Topped 50,000 words today. Interesting things have happened. A bit more information about who did what to whom when, which will lead directly into who’s doing what to whom now, and who wants to do what to whom in the future. Some bad guys have been foiled by some good guys. It’s become obvious that not all branches of law enforcement are on the same page. It’s become obvious that Plot A may have been more about Objective C than about Objective A. So what IS Plot A? Who, what, where, when, why and all that?
The roots of motivation in this book stretch back beyond even the first Ky Vatta book, because we’ve never found out exactly who planned and executed the attacks on the Vatta family. Was it Osman Vatta’s revenge against being kicked out? Was Gammis Turek one of his sons, and did he do it (with or without Osman’s order?) Was it the construction mogul Quindlan family, who built Vatta’s headquarters (the one that blew up?) And why did any of those entities do it, if they did it? Moving into the present book, complications and some attacks aimed at Vatta are coming from…who? Why? (Why is always the more interesting question, at least to me.) Sex? Unlikely. Money? Very likely. Power? That, too. Market share is a motivator for many businesses do so underhanded things, but in our world (barring organized crime) most business crooks stick to white-collar crime, at most planting false evidence that the other guy’s company puts cockroaches in their canned peaches or something similar.
To Ky & Co., right now all the problems look like one big tangled conspiracy, with lots of people down on them when really, they’re the victims (Ky thinks.) That might be true (no spoilers in this post) but it might also be a convergence of conspiracies with different motivations. Ky’s family has some familial skeletons rattling away in closets she doesn’t know exist.
Meanwhile I picked up at WorldCon two books by Theresa Nielsen Hayden, Making Conversation and Making Book. I have met her, but don’t know her well. At one point I used to wander over and read her comments on the site nielsenhayden.com/makinglight, but stuff happened and I ran out of time and energy to do it often enough to be part of the community. At any rate, I devoured them at the convention, and have mulled over them since–some parts are just amusing posts she made various places in the past, and some are deeper thoughts, and some are solid information on publishing and editing–the core of her skillset, or at least her profession. Well worth looking at and thinking about. Tor made a bid on The Speed of Dark–when it went to auction, though of course I didn’t know who my editor would be if they ended up with it. (In the end, Del Rey outbid them, and I’ve been happy there.)

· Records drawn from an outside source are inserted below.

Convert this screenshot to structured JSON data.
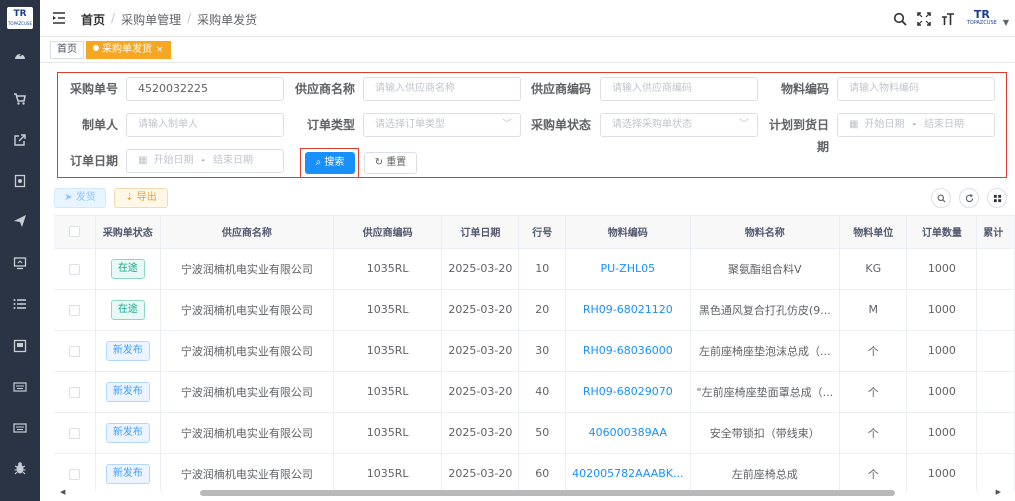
{
  "header": {
    "breadcrumb": [
      "首页",
      "采购单管理",
      "采购单发货"
    ],
    "logo_text": "TR",
    "logo_sub": "TOPAZCUSE"
  },
  "sidebar": {
    "logo_text": "TR",
    "logo_sub": "TOPAZCUSE",
    "icons": [
      "dashboard-icon",
      "cart-icon",
      "external-link-icon",
      "document-icon",
      "send-icon",
      "monitor-icon",
      "list-icon",
      "report-icon",
      "keyboard-icon",
      "keyboard-alt-icon",
      "bug-icon"
    ]
  },
  "tags": {
    "home": "首页",
    "active": "采购单发货",
    "close": "×"
  },
  "search": {
    "po_number": {
      "label": "采购单号",
      "value": "4520032225"
    },
    "supplier_name": {
      "label": "供应商名称",
      "placeholder": "请输入供应商名称"
    },
    "supplier_code": {
      "label": "供应商编码",
      "placeholder": "请输入供应商编码"
    },
    "material_code": {
      "label": "物料编码",
      "placeholder": "请输入物料编码"
    },
    "creator": {
      "label": "制单人",
      "placeholder": "请输入制单人"
    },
    "order_type": {
      "label": "订单类型",
      "placeholder": "请选择订单类型"
    },
    "po_status": {
      "label": "采购单状态",
      "placeholder": "请选择采购单状态"
    },
    "planned_date": {
      "label": "计划到货日期",
      "start": "开始日期",
      "sep": "-",
      "end": "结束日期"
    },
    "order_date": {
      "label": "订单日期",
      "start": "开始日期",
      "sep": "-",
      "end": "结束日期"
    },
    "search_btn": "搜索",
    "reset_btn": "重置"
  },
  "toolbar": {
    "send_btn": "发货",
    "export_btn": "导出"
  },
  "table": {
    "columns": [
      "采购单状态",
      "供应商名称",
      "供应商编码",
      "订单日期",
      "行号",
      "物料编码",
      "物料名称",
      "物料单位",
      "订单数量",
      "累计"
    ],
    "rows": [
      {
        "status": "在途",
        "status_type": "transit",
        "supplier": "宁波润楠机电实业有限公司",
        "code": "1035RL",
        "date": "2025-03-20",
        "line": "10",
        "material_code": "PU-ZHL05",
        "material_name": "聚氨酯组合料V",
        "unit": "KG",
        "qty": "1000"
      },
      {
        "status": "在途",
        "status_type": "transit",
        "supplier": "宁波润楠机电实业有限公司",
        "code": "1035RL",
        "date": "2025-03-20",
        "line": "20",
        "material_code": "RH09-68021120",
        "material_name": "黑色通风复合打孔仿皮(9...",
        "unit": "M",
        "qty": "1000"
      },
      {
        "status": "新发布",
        "status_type": "new",
        "supplier": "宁波润楠机电实业有限公司",
        "code": "1035RL",
        "date": "2025-03-20",
        "line": "30",
        "material_code": "RH09-68036000",
        "material_name": "左前座椅座垫泡沫总成（...",
        "unit": "个",
        "qty": "1000"
      },
      {
        "status": "新发布",
        "status_type": "new",
        "supplier": "宁波润楠机电实业有限公司",
        "code": "1035RL",
        "date": "2025-03-20",
        "line": "40",
        "material_code": "RH09-68029070",
        "material_name": "\"左前座椅座垫面罩总成（...",
        "unit": "个",
        "qty": "1000"
      },
      {
        "status": "新发布",
        "status_type": "new",
        "supplier": "宁波润楠机电实业有限公司",
        "code": "1035RL",
        "date": "2025-03-20",
        "line": "50",
        "material_code": "406000389AA",
        "material_name": "安全带锁扣（带线束）",
        "unit": "个",
        "qty": "1000"
      },
      {
        "status": "新发布",
        "status_type": "new",
        "supplier": "宁波润楠机电实业有限公司",
        "code": "1035RL",
        "date": "2025-03-20",
        "line": "60",
        "material_code": "402005782AAABK...",
        "material_name": "左前座椅总成",
        "unit": "个",
        "qty": "1000"
      }
    ]
  }
}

These books were published by NESFA Press, in attractive trade paperback format, and for anyone who is thinking of getting into the writing biz, they both offer good value. I may buy another two copies of Making Book to give to people I know with an interest in doing copy editing in fiction (one has experience in copy editing nonfiction; the other doesn’t.)
And meanwhile…I need to go do something else for the rest of the day (eyes house, dishes, laundry, and the like.)